How does a woman learn to use her cunning and limbs to compete in a contact sport in a cold and calculated way? The answer lies in the history and development of Thai boxing, based on meditation and the ‘mindfulness’ concept, which has its roots in Buddhism.
It does not matter if you are a cage fighter, a hockey player, or a derby girl; A Buddhist state of mind; conscious, relaxed, but fully aware of your environment, can be key to reach the maximum performance. Maybe this concept rings some bells, many celebrities have talked about this and great athletes include meditation as an active part of their routines and training, particularly when some important competition is approaching.
In simple terms, mindfulness means finding yourself in a state in which your mind is fully active. Without concern when the moment is – training, sparring, skating – if you do not allow your mind to wander, you can be much more aware of everything that happens in your surroundings. Mindfulness, in our context, means using your head to compete and fight smarter, not harder. In a few words: Learn to be cold headed to keep yourself together during the match!
What’s the trick to staying alert and competing at your best?
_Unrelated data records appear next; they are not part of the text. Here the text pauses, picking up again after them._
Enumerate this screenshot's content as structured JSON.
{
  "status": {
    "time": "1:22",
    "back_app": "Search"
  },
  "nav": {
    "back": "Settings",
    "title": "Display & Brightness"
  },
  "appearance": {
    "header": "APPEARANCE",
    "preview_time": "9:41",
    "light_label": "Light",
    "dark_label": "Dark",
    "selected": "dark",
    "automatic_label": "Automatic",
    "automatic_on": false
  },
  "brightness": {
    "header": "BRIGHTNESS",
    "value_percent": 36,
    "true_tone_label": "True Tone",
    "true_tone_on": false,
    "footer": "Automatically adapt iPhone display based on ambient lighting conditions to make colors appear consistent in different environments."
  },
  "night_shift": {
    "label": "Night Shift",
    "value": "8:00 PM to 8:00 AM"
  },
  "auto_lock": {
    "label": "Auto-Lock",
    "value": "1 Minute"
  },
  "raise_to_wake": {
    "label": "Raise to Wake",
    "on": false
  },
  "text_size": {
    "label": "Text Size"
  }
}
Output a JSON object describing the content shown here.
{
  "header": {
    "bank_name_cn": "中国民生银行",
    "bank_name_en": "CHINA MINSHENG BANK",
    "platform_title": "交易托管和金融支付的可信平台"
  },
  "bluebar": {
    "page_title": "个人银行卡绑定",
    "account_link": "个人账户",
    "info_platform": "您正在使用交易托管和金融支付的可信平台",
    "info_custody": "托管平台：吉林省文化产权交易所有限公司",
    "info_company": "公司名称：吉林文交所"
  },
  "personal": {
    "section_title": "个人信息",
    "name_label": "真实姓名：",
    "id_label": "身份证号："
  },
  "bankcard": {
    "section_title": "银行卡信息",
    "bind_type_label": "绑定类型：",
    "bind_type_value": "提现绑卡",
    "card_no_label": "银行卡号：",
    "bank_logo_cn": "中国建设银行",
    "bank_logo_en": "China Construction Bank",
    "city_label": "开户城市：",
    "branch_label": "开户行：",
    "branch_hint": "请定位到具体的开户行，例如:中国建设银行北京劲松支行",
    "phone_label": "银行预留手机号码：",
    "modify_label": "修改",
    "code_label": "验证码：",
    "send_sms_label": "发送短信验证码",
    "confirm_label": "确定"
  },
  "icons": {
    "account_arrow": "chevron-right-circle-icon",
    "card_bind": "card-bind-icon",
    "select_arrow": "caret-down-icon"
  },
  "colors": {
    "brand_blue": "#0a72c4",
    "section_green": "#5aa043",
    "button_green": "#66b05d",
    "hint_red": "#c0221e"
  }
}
The answer is simple: Meditate… Meditation is much more than just sitting and doing nothing. Meditating requires being able to control your breathing and using that control to relax your body completely. Meditating twice a day, you can learn to concentrate during a game. In addition, it doesn’t matter the pace of life you have since meditation does not understand schedules: whether it’s first thing in the morning or late at night, the results will be equally positive.
At this point you may feel that what you read doesn’t make sense and doesn’t fit very well with our sport, you’ll say: “I signed up to do roller derby, if I wanted to be breathing around I would have signed up for yoga”, but the truth is that roller derby is a tough sport that, although it certainly requires a lot of energy and muscle, it also requires great concentration and willpower. Meditating can help improve those skills that are not exercised either in the gym or on the court with the roller skates on.
Being able to achieve a full moment of consciousness on the court, when fatigue makes its own and you’re seriously considering on throwing the towel, it is a very good resource. It takes many attempts and even more failures in meditation to get to optimize your performance. But if you succeed, while you are relaxed and controlled, the state of mindfulness can quell your inner doubts and your suffering.
Gone is the state of emotional tension, whatever happened outside the arena doesn’t matter, the only thing that matters is the here and now, the push you need to score the next point. A state of this type recognizes pain, but at the same time provides you with a mechanism to deal with it without the drama. All this will not only work when you have your helmet and guards on while you sprint towards the enemy team, but this will also work at any time in daily life.
Give it a try!